In Nicaragua, GRT has implemented numerous projects with long-term results, intervening in various sectors.
The first objective was the humanisation of the psychiatric hospital in Managua, a place of dehumanising restraint, followed by the huge research effort in bringing and supporting psychiatric patients back to their families and communities.
This was followed by projects and activities to prevent and raise awareness of mental health issues, and participation in the restructuring of community psychiatric services, first in Managua and then in the north of the country.
Children’s living conditions
GRT also supported a day care centre for children in Estelí, working intensively so that the children could live with their families and/or extended families.
GRT also worked in the city prison caring for the rights of young prisoners by inventing and producing alternative practices to imprisonment, rather than building a juvenile prison as initially requested.
Considering then the social culture of Nicaragua, where the thought of the self-determination of children is incredibly deep-rooted (often abandoned and many times considered primarily responsible for the sustenance of even brothers, mothers or grandmothers), GRT took steps to introduce organic cultural mediations to this thought, so as to produce global activities that would see children as protagonists of their lives and choices, workers but also holders of an adequate right to training and harmonious psychophysical development.
The essential result, which is maintained over time, is the activation of a chain of interventions, also informal, in favour of the categories of persons at risk of marginalisation.
The activation of these resources, linked to institutions in the area but independent of the public organisation, has held up even in times of severe contraction of public social resources. Basic training on issues of social inclusion has created a widespread culture of acceptance of diversity, and the articulation of technical knowledge with the rehabilitative and resocialising insights of volunteers has given strength to public personnel in their difficult task of therapeutic assistance and rehabilitative protection.

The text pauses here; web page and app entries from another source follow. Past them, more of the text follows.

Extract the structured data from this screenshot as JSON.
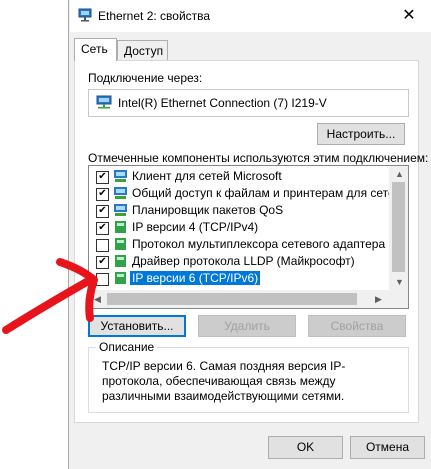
{
  "window": {
    "title": "Ethernet 2: свойства",
    "close_label": "✕"
  },
  "tabs": [
    {
      "label": "Сеть"
    },
    {
      "label": "Доступ"
    }
  ],
  "connect_via_label": "Подключение через:",
  "adapter": {
    "name": "Intel(R) Ethernet Connection (7) I219-V",
    "icon": "network-adapter-icon"
  },
  "configure_button": "Настроить...",
  "components_label": "Отмеченные компоненты используются этим подключением:",
  "components": [
    {
      "checked": true,
      "label": "Клиент для сетей Microsoft",
      "icon": "network-client-icon"
    },
    {
      "checked": true,
      "label": "Общий доступ к файлам и принтерам для сетей Mi",
      "icon": "network-service-icon"
    },
    {
      "checked": true,
      "label": "Планировщик пакетов QoS",
      "icon": "network-service-icon"
    },
    {
      "checked": true,
      "label": "IP версии 4 (TCP/IPv4)",
      "icon": "protocol-icon"
    },
    {
      "checked": false,
      "label": "Протокол мультиплексора сетевого адаптера (Ma",
      "icon": "protocol-icon"
    },
    {
      "checked": true,
      "label": "Драйвер протокола LLDP (Майкрософт)",
      "icon": "protocol-icon"
    },
    {
      "checked": false,
      "label": "IP версии 6 (TCP/IPv6)",
      "icon": "protocol-icon",
      "selected": true
    }
  ],
  "buttons": {
    "install": "Установить...",
    "remove": "Удалить",
    "properties": "Свойства",
    "ok": "OK",
    "cancel": "Отмена"
  },
  "description": {
    "title": "Описание",
    "text": "TCP/IP версии 6. Самая поздняя версия IP-протокола, обеспечивающая связь между различными взаимодействующими сетями."
  },
  "colors": {
    "selection": "#0078d7",
    "annotation": "#e8141b"
  }
}
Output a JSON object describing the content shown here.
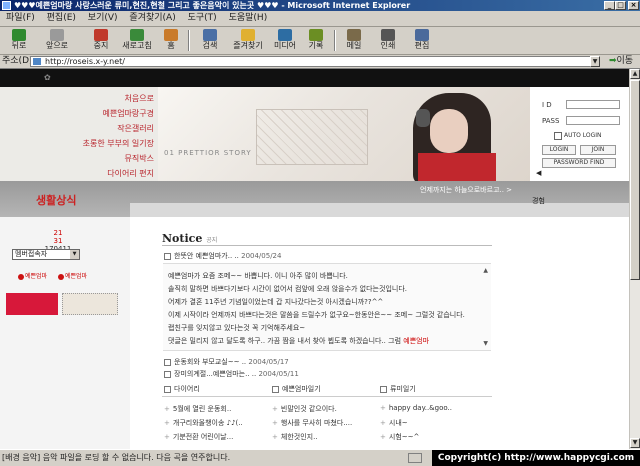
{
  "window": {
    "title": "♥♥♥예쁜엄마랑 사랑스러운 류미,현진,현철 그리고 좋은음악이 있는곳 ♥♥♥ - Microsoft Internet Explorer",
    "minimize": "_",
    "maximize": "□",
    "close": "×"
  },
  "menu": [
    "파일(F)",
    "편집(E)",
    "보기(V)",
    "즐겨찾기(A)",
    "도구(T)",
    "도움말(H)"
  ],
  "toolbar": [
    {
      "label": "뒤로",
      "icon": "back-arrow-icon",
      "color": "#2f8a2f"
    },
    {
      "label": "앞으로",
      "icon": "forward-arrow-icon",
      "color": "#9a9a9a"
    },
    {
      "label": "중지",
      "icon": "stop-icon",
      "color": "#c0392b"
    },
    {
      "label": "새로고침",
      "icon": "refresh-icon",
      "color": "#3a8a3a"
    },
    {
      "label": "홈",
      "icon": "home-icon",
      "color": "#c97a2a"
    },
    {
      "label": "검색",
      "icon": "search-icon",
      "color": "#4a6fa5"
    },
    {
      "label": "즐겨찾기",
      "icon": "favorites-icon",
      "color": "#e0b030"
    },
    {
      "label": "미디어",
      "icon": "media-icon",
      "color": "#2d6da3"
    },
    {
      "label": "기록",
      "icon": "history-icon",
      "color": "#6b8e23"
    },
    {
      "label": "메일",
      "icon": "mail-icon",
      "color": "#7a6a4a"
    },
    {
      "label": "인쇄",
      "icon": "print-icon",
      "color": "#555555"
    },
    {
      "label": "편집",
      "icon": "edit-icon",
      "color": "#4b6a9b"
    }
  ],
  "address": {
    "label": "주소(D)",
    "url": "http://roseis.x-y.net/",
    "go": "이동"
  },
  "site": {
    "nav": [
      "처음으로",
      "예쁜엄마랑구경",
      "작은갤러리",
      "초롱한 부부의 일기장",
      "뮤직박스",
      "다이어리 편지"
    ],
    "hero_caption": "01  PRETTIOR STORY",
    "login": {
      "id_label": "I D",
      "pass_label": "PASS",
      "auto_login": "AUTO LOGIN",
      "login_button": "LOGIN",
      "join_button": "JOIN",
      "find_button": "PASSWORD FIND"
    },
    "band_tag": "생활상식",
    "band_right": "언제까지는 하늘으로바르고.. >",
    "side_label": "경험",
    "counter_today": "21",
    "counter_yesterday": "31",
    "counter_total": "170411",
    "select_value": "멤버접속자",
    "badge_left": "예쁜엄마",
    "badge_right": "예쁜엄마"
  },
  "notice": {
    "title": "Notice",
    "subtitle": "공지",
    "posts": [
      {
        "title": "한뜻안 예쁜엄마가..",
        "date": "2004/05/24"
      },
      {
        "title": "운동회와 부모교실~~",
        "date": "2004/05/17"
      },
      {
        "title": "장미의계절...예쁜엄마는..",
        "date": "2004/05/11"
      }
    ],
    "body_lines": [
      "예쁜엄마가 요즘 조메~~ 바쁩니다. 이니 아주 많이 바쁩니다.",
      "솔직히 말하면 바쁘다기보다 시간이 없어서 컴앞에 오래 앉을수가 없다는것입니다.",
      "어제가 결혼 11주년 기념일이었는데 갑 지나갔다는것 아시겠습니까??^^",
      "이제 시작이라 언제까지 바쁘다는것은 말씀을 드릴수가 없구요~한동안은~~ 조메~ 그럴것 같습니다.",
      "랩친구를 잊지않고 있다는것 꼭 기억해주세요~",
      "댓글은 밀리지 않고 달도록 하구.. 가끔 짬을 내서 찾아 뵙도록 하겠습니다.. 그럼"
    ],
    "body_sign": "예쁜엄마"
  },
  "boards": [
    {
      "title": "다이어리",
      "items": [
        "5월에 열린 운동회..",
        "개구리와올챙이송 ♪♪(..",
        "기분전환 어린이날..."
      ]
    },
    {
      "title": "예쁜엄마일기",
      "items": [
        "빈말인것 같으이다.",
        "행사를 무사히 마쳤다....",
        "체한것인지.."
      ]
    },
    {
      "title": "류미일기",
      "items": [
        "happy day..&goo..",
        "시내~",
        "시험~~^"
      ]
    }
  ],
  "status": {
    "text": "[배경 음악] 음악 파일을 로딩 할 수 없습니다. 다음 곡을 연주합니다.",
    "copyright": "Copyright(c) http://www.happycgi.com"
  }
}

For those interested in learning more, the founding principles of the TSO intervention in Nicaragua are written in the book “Cooperation in Nicaragua: Mental Health. Theory and practice of transcultural psychiatry” edited by Roberta Terranova Cecchini and Loris Panzeri.